    After many, many months of wrangling, Congress recently passed a farm bill, overriding a veto by the president. In my view, it is not a very good bill -- it preserves more or less intact the whole structure of subsidies responsible for so much that is wrong in the American food system.

    On the other hand, it does contain some significant new provisions that, with luck, will advance the growing movement toward a more just, sustainable, and healthy food system.

    You might rightly ask why there was so little movement on commodity subsidies, in a year when crop prices are at record highs and public scrutiny of the subsidy system has been intense. Indeed, the people on the Hill I talk to tell me they have not seen so much political activism around the farm bill in a generation. All the calls, cards, and emails sent by ordinary eaters clearly made a difference.

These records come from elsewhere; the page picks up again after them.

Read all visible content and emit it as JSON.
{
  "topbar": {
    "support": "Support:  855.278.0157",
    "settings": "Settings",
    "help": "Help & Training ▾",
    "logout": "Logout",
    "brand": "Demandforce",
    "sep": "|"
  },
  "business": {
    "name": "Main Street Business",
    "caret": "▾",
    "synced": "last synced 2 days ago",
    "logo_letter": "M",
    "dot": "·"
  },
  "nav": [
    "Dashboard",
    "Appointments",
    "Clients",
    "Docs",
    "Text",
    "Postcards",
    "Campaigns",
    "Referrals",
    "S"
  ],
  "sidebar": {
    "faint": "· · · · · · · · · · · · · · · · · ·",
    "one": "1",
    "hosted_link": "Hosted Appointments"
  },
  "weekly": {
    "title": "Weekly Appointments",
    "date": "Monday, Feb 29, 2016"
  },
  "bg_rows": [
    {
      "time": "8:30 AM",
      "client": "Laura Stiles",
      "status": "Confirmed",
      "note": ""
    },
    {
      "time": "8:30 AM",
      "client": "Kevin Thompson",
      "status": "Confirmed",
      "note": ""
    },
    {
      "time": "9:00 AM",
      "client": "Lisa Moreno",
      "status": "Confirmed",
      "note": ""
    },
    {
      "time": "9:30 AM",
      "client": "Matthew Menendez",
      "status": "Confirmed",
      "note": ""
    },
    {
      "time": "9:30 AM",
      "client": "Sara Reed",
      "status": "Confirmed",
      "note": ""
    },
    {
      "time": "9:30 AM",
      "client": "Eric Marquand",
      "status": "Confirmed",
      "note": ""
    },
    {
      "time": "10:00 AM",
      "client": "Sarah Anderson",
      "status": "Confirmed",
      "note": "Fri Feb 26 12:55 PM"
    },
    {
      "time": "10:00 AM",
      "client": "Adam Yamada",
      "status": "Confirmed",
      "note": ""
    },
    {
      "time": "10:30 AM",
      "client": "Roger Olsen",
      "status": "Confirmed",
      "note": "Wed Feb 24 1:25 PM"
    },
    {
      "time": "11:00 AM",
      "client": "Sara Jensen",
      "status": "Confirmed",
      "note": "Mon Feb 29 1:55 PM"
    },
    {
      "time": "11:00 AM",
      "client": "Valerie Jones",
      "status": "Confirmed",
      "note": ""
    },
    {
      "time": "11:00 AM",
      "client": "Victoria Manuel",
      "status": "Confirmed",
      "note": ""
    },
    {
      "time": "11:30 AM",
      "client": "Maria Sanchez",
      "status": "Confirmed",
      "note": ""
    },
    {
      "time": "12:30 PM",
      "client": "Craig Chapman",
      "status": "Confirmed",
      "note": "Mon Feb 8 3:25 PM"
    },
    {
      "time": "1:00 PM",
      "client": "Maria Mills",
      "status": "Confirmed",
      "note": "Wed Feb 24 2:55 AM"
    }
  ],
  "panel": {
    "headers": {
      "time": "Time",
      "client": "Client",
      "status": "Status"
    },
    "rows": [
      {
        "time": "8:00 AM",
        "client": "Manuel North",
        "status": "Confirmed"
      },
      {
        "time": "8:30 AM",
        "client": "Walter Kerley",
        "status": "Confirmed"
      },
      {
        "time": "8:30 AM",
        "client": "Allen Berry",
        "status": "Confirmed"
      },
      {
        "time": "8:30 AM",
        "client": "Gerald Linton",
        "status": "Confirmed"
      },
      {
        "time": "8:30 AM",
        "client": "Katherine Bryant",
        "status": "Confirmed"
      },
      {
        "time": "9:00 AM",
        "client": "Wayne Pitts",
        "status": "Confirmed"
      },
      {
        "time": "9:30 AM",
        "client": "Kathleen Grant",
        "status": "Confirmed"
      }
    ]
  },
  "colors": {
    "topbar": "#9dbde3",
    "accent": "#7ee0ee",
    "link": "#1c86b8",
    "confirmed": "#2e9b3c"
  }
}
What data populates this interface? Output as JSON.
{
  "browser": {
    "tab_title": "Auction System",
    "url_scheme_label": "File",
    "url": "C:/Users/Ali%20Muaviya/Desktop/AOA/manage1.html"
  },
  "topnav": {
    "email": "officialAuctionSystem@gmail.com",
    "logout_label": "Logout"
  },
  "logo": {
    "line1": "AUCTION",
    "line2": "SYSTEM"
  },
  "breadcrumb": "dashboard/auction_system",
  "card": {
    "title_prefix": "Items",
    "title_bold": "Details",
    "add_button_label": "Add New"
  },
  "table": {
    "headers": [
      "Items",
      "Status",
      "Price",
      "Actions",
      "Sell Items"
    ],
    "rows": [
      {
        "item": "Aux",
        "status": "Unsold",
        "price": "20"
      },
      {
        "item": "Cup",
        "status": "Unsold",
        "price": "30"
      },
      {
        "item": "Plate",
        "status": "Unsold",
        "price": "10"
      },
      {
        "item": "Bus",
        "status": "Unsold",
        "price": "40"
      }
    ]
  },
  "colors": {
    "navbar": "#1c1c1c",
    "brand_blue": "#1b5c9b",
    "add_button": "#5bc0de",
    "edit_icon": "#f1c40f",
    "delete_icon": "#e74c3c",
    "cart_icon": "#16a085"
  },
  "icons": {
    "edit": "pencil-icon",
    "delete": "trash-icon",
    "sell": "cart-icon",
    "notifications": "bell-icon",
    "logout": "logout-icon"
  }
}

    So why so little change on the key issue? Why didn't we get a food bill, rather than another farm bill? Here's what I think happened.